With the news filled with pictures over the past few days of patients being evacuated from New York City hospitals whose generators failed, David feels more than a little betrayed by those whose job it is to prevent the worst in a disaster.
“I’m astounded. Shouldn’t there be a second backup system for a hospital, when so many people could die because the first failed?”
One hospital manager told the Times of Israel on Thursday that hospitals were appealing to the military for gasoline to power the city’s ambulances as fuel runs out.
“In Mexico City, we have earthquakes and hurricanes, and we never have four days without power,” said Beatriz Munozcano, a student in her mid-twenties living in blacked-out southern Manhattan.
“The response is so bad because we’re not used to this,” said an elderly woman at Trader Joe’s supermarket on 72nd Street on Thursday night. With so few New York City supermarkets functioning, a line of over 100 people stretches around the block outside. “The city doesn’t know what to do about all of this.”
The New York Times published statements by all the major regional power and cellphone companies Thursday noting that large portions of New York and New Jersey might have to wait until November 11 for power to be restored, while cellphone reception is patchy at best, with no clear end in sight.

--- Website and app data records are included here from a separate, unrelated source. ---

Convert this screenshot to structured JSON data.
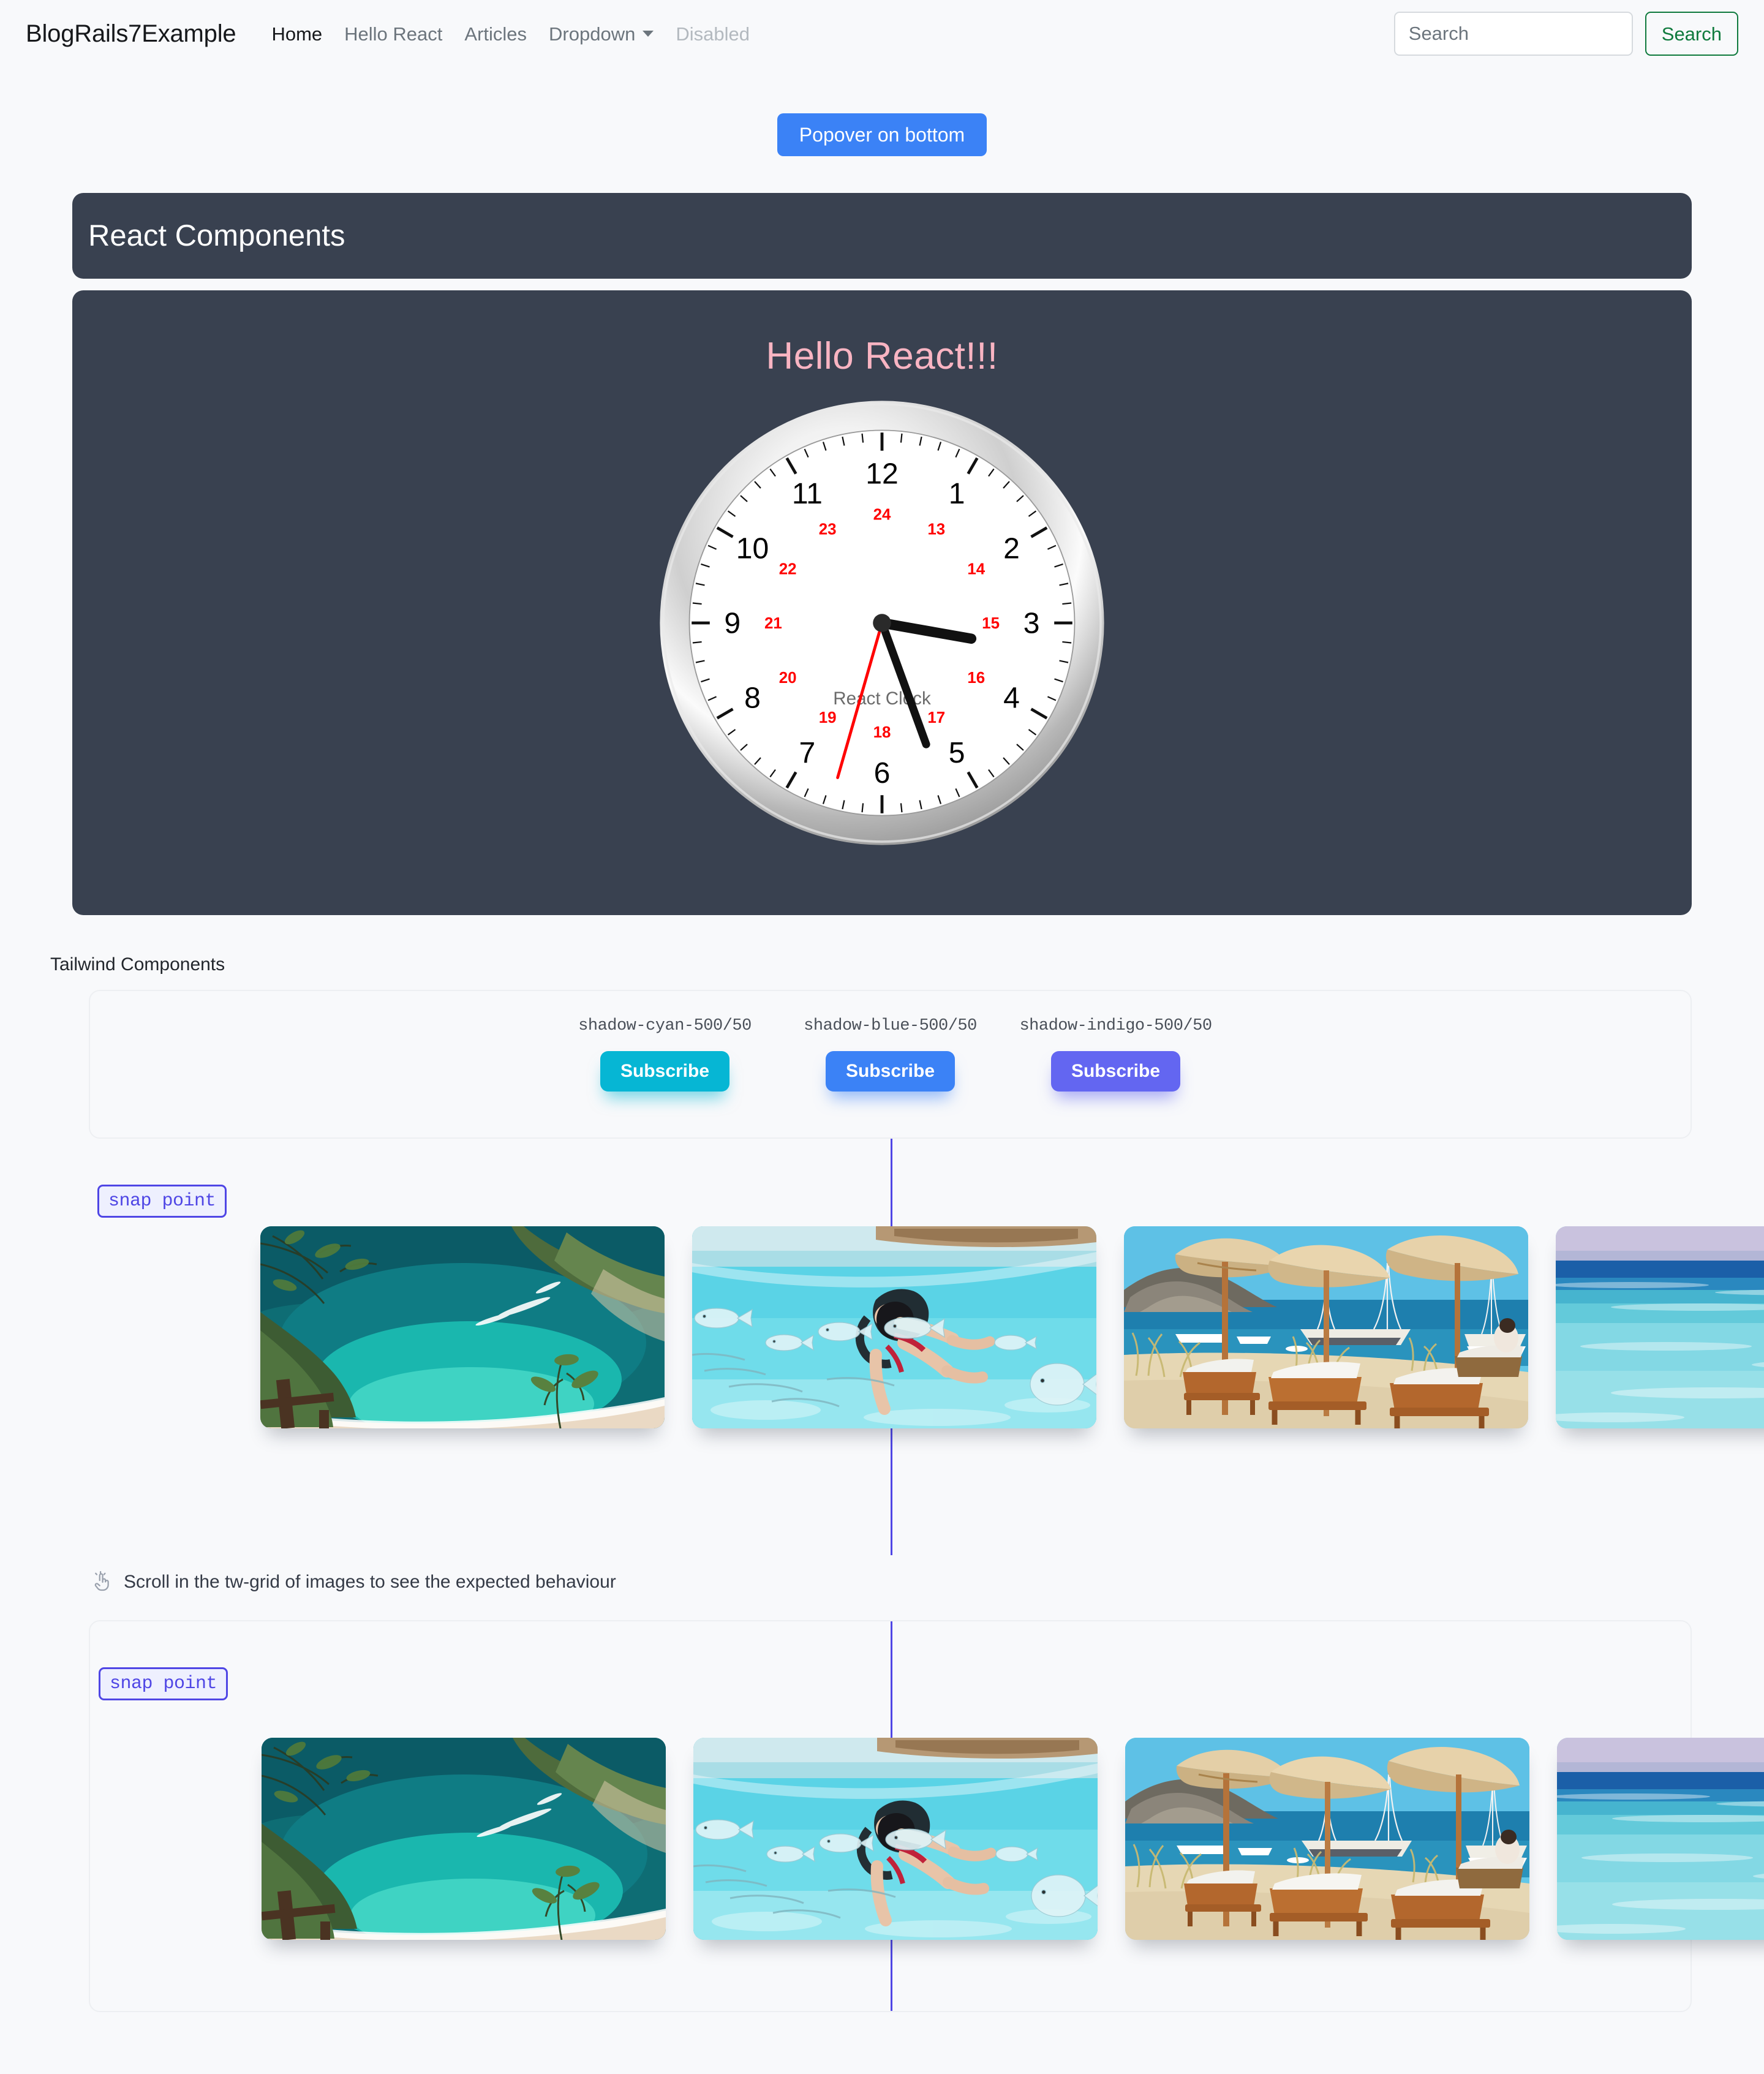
{
  "navbar": {
    "brand": "BlogRails7Example",
    "links": [
      {
        "label": "Home",
        "state": "active"
      },
      {
        "label": "Hello React",
        "state": "normal"
      },
      {
        "label": "Articles",
        "state": "normal"
      },
      {
        "label": "Dropdown",
        "state": "dropdown"
      },
      {
        "label": "Disabled",
        "state": "disabled"
      }
    ],
    "search": {
      "placeholder": "Search",
      "value": "",
      "button_label": "Search",
      "button_color": "#0f7a3d"
    }
  },
  "popover": {
    "button_label": "Popover on bottom",
    "color": "#3b82f6"
  },
  "react_panel": {
    "header_title": "React Components",
    "header_color": "#394150",
    "heading": "Hello React!!!",
    "heading_color": "#f9b4c2",
    "clock": {
      "face_label": "React Clock",
      "hour_numbers": [
        "12",
        "1",
        "2",
        "3",
        "4",
        "5",
        "6",
        "7",
        "8",
        "9",
        "10",
        "11"
      ],
      "inner_numbers": [
        "24",
        "13",
        "14",
        "15",
        "16",
        "17",
        "18",
        "19",
        "20",
        "21",
        "22",
        "23"
      ],
      "inner_number_color": "#ff0000",
      "hour_hand_deg": 100,
      "minute_hand_deg": 160,
      "second_hand_deg": 196,
      "second_hand_color": "#ff0000"
    }
  },
  "tailwind": {
    "section_label": "Tailwind Components",
    "subscribe_cards": [
      {
        "caption": "shadow-cyan-500/50",
        "button_label": "Subscribe",
        "color": "#06b6d4"
      },
      {
        "caption": "shadow-blue-500/50",
        "button_label": "Subscribe",
        "color": "#3b82f6"
      },
      {
        "caption": "shadow-indigo-500/50",
        "button_label": "Subscribe",
        "color": "#6366f1"
      }
    ],
    "carousels": [
      {
        "snap_badge": "snap point",
        "snapline_color": "#4f46e5",
        "images": [
          {
            "alt": "tropical-cliff-bay-aerial"
          },
          {
            "alt": "woman-swimming-underwater-with-fish"
          },
          {
            "alt": "beach-loungers-umbrellas-sailboats"
          },
          {
            "alt": "turquoise-sea-horizon"
          }
        ]
      },
      {
        "snap_badge": "snap point",
        "snapline_color": "#4f46e5",
        "images": [
          {
            "alt": "tropical-cliff-bay-aerial"
          },
          {
            "alt": "woman-swimming-underwater-with-fish"
          },
          {
            "alt": "beach-loungers-umbrellas-sailboats"
          },
          {
            "alt": "turquoise-sea-horizon"
          }
        ]
      }
    ],
    "hint": {
      "icon": "tap-hand-icon",
      "text": "Scroll in the tw-grid of images to see the expected behaviour"
    }
  }
}
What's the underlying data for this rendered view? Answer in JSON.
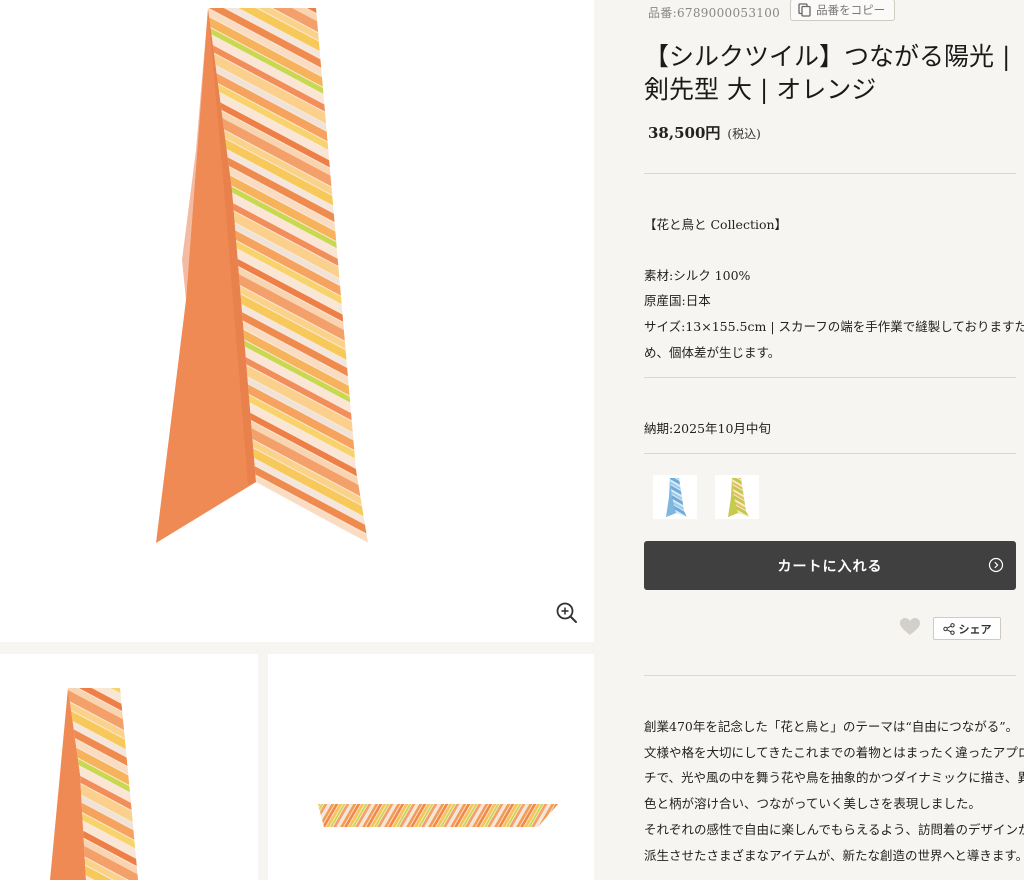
{
  "product": {
    "sku_label": "品番:6789000053100",
    "copy_label": "品番をコピー",
    "title_line1": "【シルクツイル】つながる陽光 |",
    "title_line2": "剣先型 大 | オレンジ",
    "price": "38,500円",
    "tax": "(税込)",
    "collection": "【花と鳥と Collection】",
    "material": "素材:シルク 100%",
    "origin": "原産国:日本",
    "size_line1": "サイズ:13×155.5cm | スカーフの端を手作業で縫製しておりますた",
    "size_line2": "め、個体差が生じます。",
    "delivery": "納期:2025年10月中旬"
  },
  "colors": [
    {
      "name": "blue",
      "accent": "#7fb6df"
    },
    {
      "name": "yellow-green",
      "accent": "#c8c94f"
    }
  ],
  "actions": {
    "cart_label": "カートに入れる",
    "share_label": "シェア"
  },
  "description": [
    "創業470年を記念した「花と鳥と」のテーマは“自由につながる”。",
    "文様や格を大切にしてきたこれまでの着物とはまったく違ったアプロー",
    "チで、光や風の中を舞う花や鳥を抽象的かつダイナミックに描き、異なる",
    "色と柄が溶け合い、つながっていく美しさを表現しました。",
    "それぞれの感性で自由に楽しんでもらえるよう、訪問着のデザインから",
    "派生させたさまざまなアイテムが、新たな創造の世界へと導きます。"
  ],
  "icons": {
    "zoom": "zoom-in-icon",
    "copy": "copy-icon",
    "cart_arrow": "circle-arrow-icon",
    "favorite": "heart-icon",
    "share": "share-icon"
  },
  "palette": {
    "accent_orange": "#f08a4b",
    "cart_bg": "#404040",
    "panel_bg": "#f7f5f1"
  }
}
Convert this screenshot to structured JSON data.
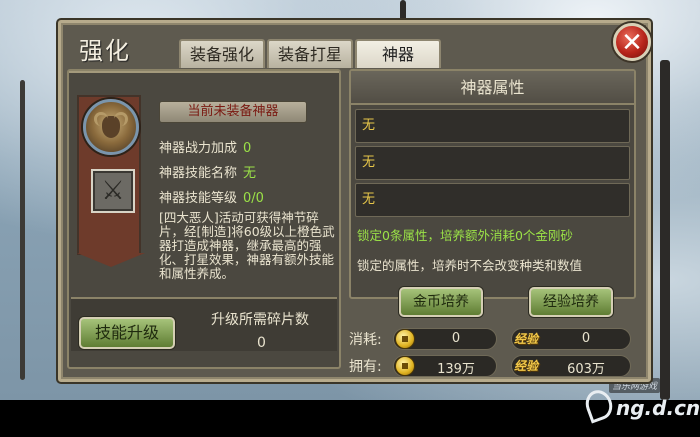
{
  "window": {
    "title": "强化",
    "tabs": [
      {
        "label": "装备强化",
        "active": false
      },
      {
        "label": "装备打星",
        "active": false
      },
      {
        "label": "神器",
        "active": true
      }
    ],
    "close_label": "✕"
  },
  "left": {
    "banner": "当前未装备神器",
    "stats": [
      {
        "label": "神器战力加成",
        "value": "0"
      },
      {
        "label": "神器技能名称",
        "value": "无"
      },
      {
        "label": "神器技能等级",
        "value": "0/0"
      }
    ],
    "description": "[四大恶人]活动可获得神节碎片，经[制造]将60级以上橙色武器打造成神器，继承最高的强化、打星效果，神器有额外技能和属性养成。",
    "help_label": "?",
    "skill_button": "技能升级",
    "fragments_label": "升级所需碎片数",
    "fragments_value": "0"
  },
  "right": {
    "title": "神器属性",
    "attributes": [
      "无",
      "无",
      "无"
    ],
    "lock_note": "锁定0条属性，培养额外消耗0个金刚砂",
    "lock_tip": "锁定的属性，培养时不会改变种类和数值",
    "gold_button": "金币培养",
    "exp_button": "经验培养"
  },
  "resources": {
    "cost_label": "消耗:",
    "own_label": "拥有:",
    "exp_badge": "经验",
    "cost_gold": "0",
    "cost_exp": "0",
    "own_gold": "139万",
    "own_exp": "603万"
  },
  "watermark": {
    "small": "当乐网游戏",
    "text": "ng.d.cn"
  },
  "colors": {
    "accent_green": "#9be247",
    "attribute_yellow": "#e9c84a",
    "close_red": "#b7241a"
  }
}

While New Yorkers continue to huddle in the dark, politicians seem to be tripping over themselves to praise one another in a bipartisan show of support for how great a job they’re all doing.
“I want to just let you know that your governor is working overtime to make sure that, as soon as possible, everybody can get back to normal,” President Obama told New Jersey’s residents about their Republican governor.
Obama “sprung into action immediately” to help those affected by the hurricane, Christie assured Americans.
“Officials and experts praising FEMA for its response to Hurricane Sandy,” declared a Washington Post headline on Friday.
Obama will tackle climate change, said New York Mayor Michael Bloomberg in an endorsement of the president published Thursday.
“I do wonder what this would all sound like if it was taking place two weeks from now,” said one longtime political operative. After the hyper-sensitive moments just days before an election, would politicians be so quick to praise, as long days and nights pass without respite for the worst-hit areas?
“We’re in the middle of New York City and don’t have power,” a Manhattanite said Friday morning.
New Yorkers like to believe they inhabit the world’s essential city, the indispensable financial and cultural hub of urban humanity.
Speak to them now and you’ll hear a different story.